The issue has been controversial, particularly among the university's current students and faculty, who fear the economic impact of future private management of the institute on their families. In recent years, school staff have therefore spoken out against returning the institute to the church. Students and teachers of Gordon College staged a demonstration against what they called the "privatization of the government college" and suggested that it be renamed the Government Mohammedan College. However, this is not a "privatization" in the strict sense, but, as the court ruled, a restoration of the original property rights exercised by the Presbyterian Church from 1893 to 1972. Following the Presbyterian Mission's lawsuit and the Supreme Court ruling, the public administration is preparing to return the historic academic institution to its original owner. After the verdict, students and teachers threatened to take to the streets again to prevent the building from being returned. According to lawyers, a further appeal against the Supreme Court's decision is possible. Observers described the ruling as a turning point for the religious and educational rights of Christians in Pakistan. In fact, the ruling is not just a legal solution to an isolated case, but a precedent that marks a significant moment in the country's educational history and that defines the relationship between the public and private sectors, between the education system and legal property rights, between the state administration and the private institutions involved in education in Pakistan. Hundreds of educational institutions in the Sindh and Punjab regions, including Christian schools and universities, fell under Zulfiqar Ali Bhutto's 1972 Martial Law Order 118, which nationalized private institutions and organizations (including religious institutions). The need for the state to promote and organize state education came first. This measure was not without consequences. A recent investigation by the Center for Social Justice (CSJ) blames the nationalization of public schools in Pakistan for the current low levels of literacy and education of the Pakistani Christian community, the weakening of church institutions and also for the discriminatory mentality that has developed has crept into society - and has grown over the last 50 years - and which is already taught in schools. The report titled "Lessons from the Nationalization of Education in 1972" states that a total of 118 Christian or missionary institutions were nationalized and that of the many institutions in Punjab and Sindh, as of November 2019, only 50 percent were returned to their original owners and founders had been returned. In 2004, President Pervez Musharraf ordered the return of educational institutions to religious minorities, and 59 institutions were returned by the state to churches. The still open cases also include another historic Christian educational institution in the province of Khyber Pakhtunkhwa (KPK), the “Edwardes College” in Peshawar, which originally belonged to the Anglican Church: the Supreme Court rejected the return in 2021 and confirmed the administration by the state education authorities. Founded in 1893 as a Christian school in Rawalpindi, the college was named after Andrew Gordon, who was then head of the American Presbyterian Mission in India. Initially it was affiliated to the University of Calcutta in British India. With the partition of India and Pakistan in 1947, it passed to the Muslim majority population, but remained under the auspices of the Presbyterian Church, which ran it until 1972 and maintained it as an institute of excellence: one of the oldest academic institutions in Pakistan, the college offered and continues to offer qualifications such as degrees in scientific and humanistic disciplines.
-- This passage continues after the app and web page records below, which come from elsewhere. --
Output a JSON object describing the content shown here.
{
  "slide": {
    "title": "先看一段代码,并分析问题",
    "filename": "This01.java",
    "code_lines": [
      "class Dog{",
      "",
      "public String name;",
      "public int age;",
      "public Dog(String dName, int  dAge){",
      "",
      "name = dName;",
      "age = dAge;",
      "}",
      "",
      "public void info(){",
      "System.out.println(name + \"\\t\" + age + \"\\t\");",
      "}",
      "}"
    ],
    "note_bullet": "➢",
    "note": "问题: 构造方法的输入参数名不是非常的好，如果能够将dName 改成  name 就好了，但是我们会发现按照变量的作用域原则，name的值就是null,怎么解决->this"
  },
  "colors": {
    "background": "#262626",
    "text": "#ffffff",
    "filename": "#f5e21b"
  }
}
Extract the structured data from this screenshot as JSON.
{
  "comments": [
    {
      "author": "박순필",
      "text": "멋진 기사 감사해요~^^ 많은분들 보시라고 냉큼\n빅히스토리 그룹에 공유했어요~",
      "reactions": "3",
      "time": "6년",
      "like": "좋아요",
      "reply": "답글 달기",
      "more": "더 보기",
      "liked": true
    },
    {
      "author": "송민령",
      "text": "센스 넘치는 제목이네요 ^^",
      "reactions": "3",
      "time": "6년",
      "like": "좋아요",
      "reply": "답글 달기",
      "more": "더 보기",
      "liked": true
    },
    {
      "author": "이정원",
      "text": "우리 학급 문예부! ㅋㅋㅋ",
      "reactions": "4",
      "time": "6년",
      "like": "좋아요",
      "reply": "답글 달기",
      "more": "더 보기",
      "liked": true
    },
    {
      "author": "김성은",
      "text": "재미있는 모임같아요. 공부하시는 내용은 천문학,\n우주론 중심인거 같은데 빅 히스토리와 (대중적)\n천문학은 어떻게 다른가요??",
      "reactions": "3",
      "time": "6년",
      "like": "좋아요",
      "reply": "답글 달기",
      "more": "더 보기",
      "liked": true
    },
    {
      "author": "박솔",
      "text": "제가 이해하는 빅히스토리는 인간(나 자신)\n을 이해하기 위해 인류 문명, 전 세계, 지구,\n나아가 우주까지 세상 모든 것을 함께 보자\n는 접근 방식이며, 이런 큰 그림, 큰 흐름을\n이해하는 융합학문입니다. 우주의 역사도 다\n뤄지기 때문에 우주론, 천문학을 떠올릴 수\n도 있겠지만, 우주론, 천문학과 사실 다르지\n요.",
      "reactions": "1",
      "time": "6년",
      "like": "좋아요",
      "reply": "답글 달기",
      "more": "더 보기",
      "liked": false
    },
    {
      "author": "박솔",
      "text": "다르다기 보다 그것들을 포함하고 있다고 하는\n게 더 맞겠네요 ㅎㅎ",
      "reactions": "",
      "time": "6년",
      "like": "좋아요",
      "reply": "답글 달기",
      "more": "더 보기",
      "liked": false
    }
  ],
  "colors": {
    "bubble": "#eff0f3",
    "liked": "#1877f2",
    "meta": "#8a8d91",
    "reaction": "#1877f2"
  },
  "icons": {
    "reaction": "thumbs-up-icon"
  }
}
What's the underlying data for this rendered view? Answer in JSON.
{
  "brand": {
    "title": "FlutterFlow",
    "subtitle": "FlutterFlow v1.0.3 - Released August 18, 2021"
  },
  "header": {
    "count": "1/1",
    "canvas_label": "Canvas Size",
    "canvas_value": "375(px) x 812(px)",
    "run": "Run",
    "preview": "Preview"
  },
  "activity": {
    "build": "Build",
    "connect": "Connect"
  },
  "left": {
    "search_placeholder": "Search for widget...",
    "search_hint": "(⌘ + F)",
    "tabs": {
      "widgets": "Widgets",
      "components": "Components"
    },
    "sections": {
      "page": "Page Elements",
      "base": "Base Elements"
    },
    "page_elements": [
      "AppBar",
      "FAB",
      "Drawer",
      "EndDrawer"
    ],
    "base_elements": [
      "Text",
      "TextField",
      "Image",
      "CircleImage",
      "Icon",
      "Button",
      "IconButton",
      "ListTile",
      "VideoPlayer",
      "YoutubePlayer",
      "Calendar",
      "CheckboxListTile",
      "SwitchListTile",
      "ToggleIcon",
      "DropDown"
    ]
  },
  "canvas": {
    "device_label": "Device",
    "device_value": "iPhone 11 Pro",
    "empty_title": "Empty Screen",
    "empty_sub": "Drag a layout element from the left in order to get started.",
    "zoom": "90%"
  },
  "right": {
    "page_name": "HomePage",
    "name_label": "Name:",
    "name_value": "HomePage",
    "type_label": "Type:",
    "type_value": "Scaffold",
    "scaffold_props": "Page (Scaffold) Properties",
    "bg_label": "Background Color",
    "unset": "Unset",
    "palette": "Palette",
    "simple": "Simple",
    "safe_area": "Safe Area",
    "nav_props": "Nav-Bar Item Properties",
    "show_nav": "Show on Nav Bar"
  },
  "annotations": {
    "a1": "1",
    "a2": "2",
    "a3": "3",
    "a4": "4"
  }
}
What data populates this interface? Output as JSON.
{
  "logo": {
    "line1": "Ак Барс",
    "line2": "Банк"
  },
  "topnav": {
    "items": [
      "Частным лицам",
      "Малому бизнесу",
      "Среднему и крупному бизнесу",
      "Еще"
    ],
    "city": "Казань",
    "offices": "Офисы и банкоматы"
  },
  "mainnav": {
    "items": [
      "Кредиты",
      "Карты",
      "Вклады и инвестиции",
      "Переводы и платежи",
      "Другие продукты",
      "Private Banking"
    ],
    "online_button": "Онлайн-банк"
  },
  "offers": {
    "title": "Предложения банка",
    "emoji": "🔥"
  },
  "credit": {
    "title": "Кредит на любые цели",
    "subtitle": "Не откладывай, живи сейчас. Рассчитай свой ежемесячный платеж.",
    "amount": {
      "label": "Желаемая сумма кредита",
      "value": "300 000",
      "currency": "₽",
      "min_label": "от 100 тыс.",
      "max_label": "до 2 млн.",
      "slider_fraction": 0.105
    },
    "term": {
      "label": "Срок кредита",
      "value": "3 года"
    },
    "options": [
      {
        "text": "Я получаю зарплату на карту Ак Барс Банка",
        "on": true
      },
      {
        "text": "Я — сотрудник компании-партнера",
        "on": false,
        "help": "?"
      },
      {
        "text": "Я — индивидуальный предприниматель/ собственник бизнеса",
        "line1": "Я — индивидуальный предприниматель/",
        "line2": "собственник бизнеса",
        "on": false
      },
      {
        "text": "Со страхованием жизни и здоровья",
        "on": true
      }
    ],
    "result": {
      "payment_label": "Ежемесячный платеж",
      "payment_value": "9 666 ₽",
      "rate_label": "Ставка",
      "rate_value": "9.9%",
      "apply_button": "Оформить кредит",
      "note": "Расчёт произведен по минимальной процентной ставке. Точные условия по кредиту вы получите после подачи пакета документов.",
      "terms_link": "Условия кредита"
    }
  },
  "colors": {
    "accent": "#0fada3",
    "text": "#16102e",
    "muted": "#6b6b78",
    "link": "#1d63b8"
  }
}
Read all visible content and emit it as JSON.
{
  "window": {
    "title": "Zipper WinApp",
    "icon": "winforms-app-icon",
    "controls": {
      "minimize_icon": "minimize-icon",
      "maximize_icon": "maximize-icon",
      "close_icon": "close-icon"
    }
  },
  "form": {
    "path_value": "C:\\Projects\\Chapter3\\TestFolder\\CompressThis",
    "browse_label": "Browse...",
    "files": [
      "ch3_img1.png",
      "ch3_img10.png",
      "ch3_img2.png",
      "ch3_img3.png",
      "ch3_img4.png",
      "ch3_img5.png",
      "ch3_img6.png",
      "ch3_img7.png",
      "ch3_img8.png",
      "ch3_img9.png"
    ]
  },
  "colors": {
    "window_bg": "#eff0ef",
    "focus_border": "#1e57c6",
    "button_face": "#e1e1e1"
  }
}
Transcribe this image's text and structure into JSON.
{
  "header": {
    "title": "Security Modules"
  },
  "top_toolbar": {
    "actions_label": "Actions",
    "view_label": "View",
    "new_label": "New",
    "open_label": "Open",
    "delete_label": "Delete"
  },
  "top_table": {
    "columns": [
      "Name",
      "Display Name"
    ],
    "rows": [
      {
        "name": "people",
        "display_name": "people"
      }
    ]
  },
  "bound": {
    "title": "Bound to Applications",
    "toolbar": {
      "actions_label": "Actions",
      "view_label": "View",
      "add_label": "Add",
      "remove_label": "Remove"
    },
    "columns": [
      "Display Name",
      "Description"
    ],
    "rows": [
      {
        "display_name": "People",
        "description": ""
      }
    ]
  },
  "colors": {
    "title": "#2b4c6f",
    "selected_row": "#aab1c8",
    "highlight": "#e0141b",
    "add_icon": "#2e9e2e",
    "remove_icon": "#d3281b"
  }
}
As the local press reports, the college, which accepts both male and female students, will be managed by Forman Christian College University, a prestigious Christian university of the Presbyterian Church in Pakistan. (PA) (Agenzia Fides, 17/11/2023)